Kung Fu Panda is doing a great job for Paramount this summer. As of today, the movie has grossed $196,680,294. It is still playing on 3,347 screens nationwide and after five weeks in release it is still number five behind Get Smart, Wanted, Wall-E and Hancock. So imagine how surprised I was to receive an email from a casual acquaintance yesterday offering me a link to an HD copy of the film.
Kung Fu Panda won't be released on home video for months, so not only was this guaranteed to be an illegal copy, it was guaranteed to be either a bad video bootleg made with someone's HD camcorder in the theater, or a very good copy of a stolen file -- the file was pristine.
Now, this is not an unusual type of email to receive and it is not a new phenomenon. There are literally hundreds of P2P (peer-to-peer) networks out there with copies of every movie ever made for the taking. What gave me pause was that this particular file was not on a P2P network, it was on sitting on a private, subscription-based storage cloud.
Other than the legal issues, there is really no risk to downloading this file. Nobody knows what I'm downloading. A few years ago, you would call this type of private network a "darknet." But that's not exactly what this is. This is more like the type of service-layer, Internet-based, storage cloud you'd use to back up your hard drive, send large business files or move large disk images around on. And, because it is private and from a trusted source, the file won't be a spoof or infect my computer with a virus. All the stuff that keeps me out of the P2P networks doesn't apply here. Yikes!
This may seem like a subtle change from a legal point of view. It probably is. But, from my perspective, the ramifications are paradigm shifting. Think about this -- you have a bunch of pretty big movie and TV show files on your hard drive that you bought from iTunes or ripped from DVD. You really need the local hard disk space back so subscribe to a service like RapidShare or MegaUpload. You back up the files to the cloud. So far, so good.
A week or so later, you're online chatting with friends and someone says something about some episode of a show or movie you have stored. Being the very friendly type of person you are, you send them a link to the file. After all, it's not that different from lending them a physical CD or DVD, right?
At the end of the day, P2P networks and strange or alien files are not going to cause any more economic hardship for the content industry than they are causing right now. However, good natured, good citizens using private storage clouds are going to be hugely hurtful. And, if good citizens can cause irreparable harm by paving the road to hell, imagine what bad natured, bad citizens will be able to accomplish with the same technology. Trust me, the computer network does not know the nature of its users.
Just for fun, I sojourned to a few storage cloud sites and got an up-close, personal view of the issue. Here's some hands-on knowledge:

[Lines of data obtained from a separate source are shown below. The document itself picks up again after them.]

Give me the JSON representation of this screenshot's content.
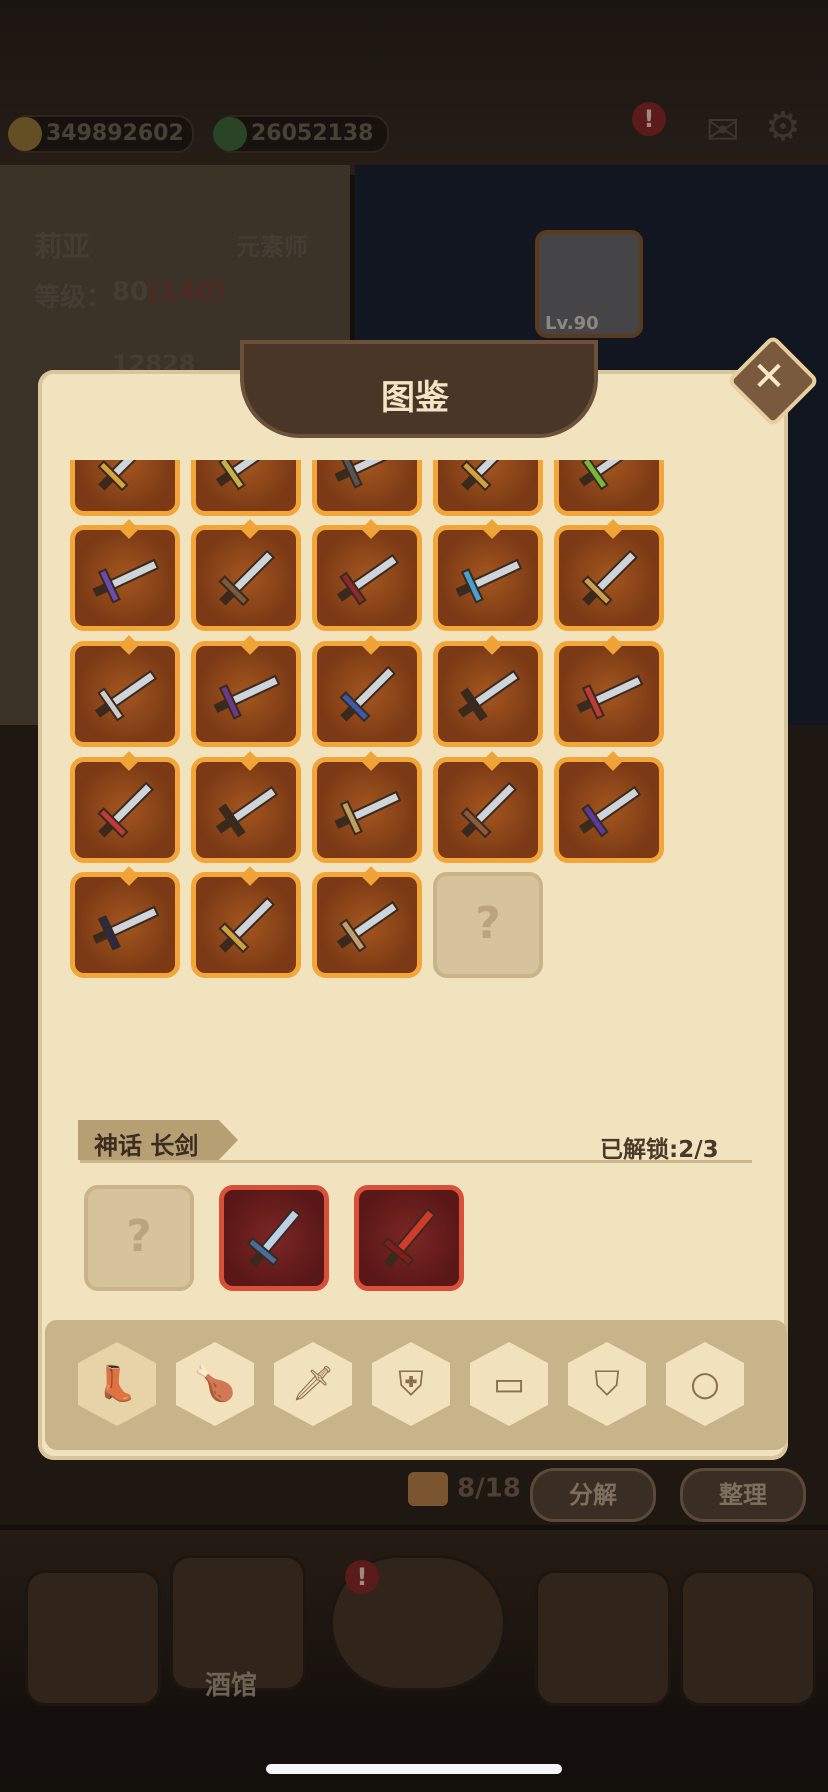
{
  "resources": {
    "gold": "349892602",
    "gem": "26052138"
  },
  "character": {
    "name": "莉亚",
    "class": "元素师",
    "level_label": "等级：",
    "level": "80",
    "level_max": "(140)",
    "stat_value": "12828",
    "hero_level": "Lv.90"
  },
  "dialog": {
    "title": "图鉴",
    "section_label": "神话 长剑",
    "unlocked": "已解锁:2/3",
    "locked_glyph": "?"
  },
  "bottom": {
    "bag_count": "8/18",
    "decompose": "分解",
    "sort": "整理",
    "tavern": "酒馆"
  },
  "alerts": {
    "top": "!",
    "nav": "!"
  },
  "category_tabs": [
    "boot-icon",
    "leg-icon",
    "sword-icon",
    "shield-icon",
    "book-icon",
    "armor-icon",
    "ring-icon"
  ],
  "colors": {
    "slot_border": "#f2a63a",
    "myth_border": "#d8503a",
    "parchment": "#f2e3bf"
  }
}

YouSendIt is a seemingly harmless service that now offers an Outlook plug-in that will automatically use a storage cloud to send oversized files. The free service is file-size limited, you can pay for big uploads if you need to. YouSendIt says that businesses will like their service because of the value-add of trackability. They might. People will like it because the business is paying for it and they can send monster files everywhere through Outlook.
Sure private "light-nets" enable businesses to move large files easily, but the darknet side is a safe haven for pirates and file sharers of all sorts.
A simple Google search for "Coldplay sendspace" will round up numerous results for full album .zips of their latest and back catalog.
With sites like RapidShare and Mediafire, file sharers don't need P2P networks or bittorrent networks or bandwidth. All that is needed to upload and share a file is a standard compression tool (stuffit, winzip) and Internet access. Once uploaded, the file is searchable from all over the Internet and can be shared with anyone. Or, you can simply make it available to your private darknet.
Some sites have delay periods for non-members, but waiting 90 seconds won't deter anyone who is trying to get access to a specific file. Also, sites like SendSpace and RapidShare only allow a certain number of downloads per file (100 for YouSendIt), while others, like ZShare and Mediafire, keep a file active as long as it has been downloaded in the past six months. Many sites offer premium membership packages, but they aren't really necessary, unless you're sharing a lot of GB's. For Free, any one can download applications, albums, and movies -- it's as simple as highlighting a file on your screen.
If you're interested in seeing all of this for yourself, here's a short list of sites to visit. Oh, and don't forget to visit Yahoo Groups and Google Groups. Pretty much anywhere that tech companies offer free storage, you'll find a bunch of people sharing files.
There are many, many more. Some of these companies were funded by selling their investors on the idea that this type of file transfer could be ad-supported. It is not a sustainable model. According to Yaron Samid, the founder of Pando, the bandwidth and storage costs add up too quickly and the sites must restrict file sizes or charge for their services.
Everyone I know is starting to use cloud storage for backups as well as the normal doing of business. In a very short period of time, this technology is going to become so easy-to-use and commonplace that the law of unintended consequences may innocently take the movie business to the place where the music business has gone to die.
I've looked at clouds from both sides now. Want your mind blown, check out Apple's MobileMe, which launches today. Then you'll realize, you really don't know clouds at all.
Follow Shelly Palmer on Twitter: www.twitter.com/@shelly_palmer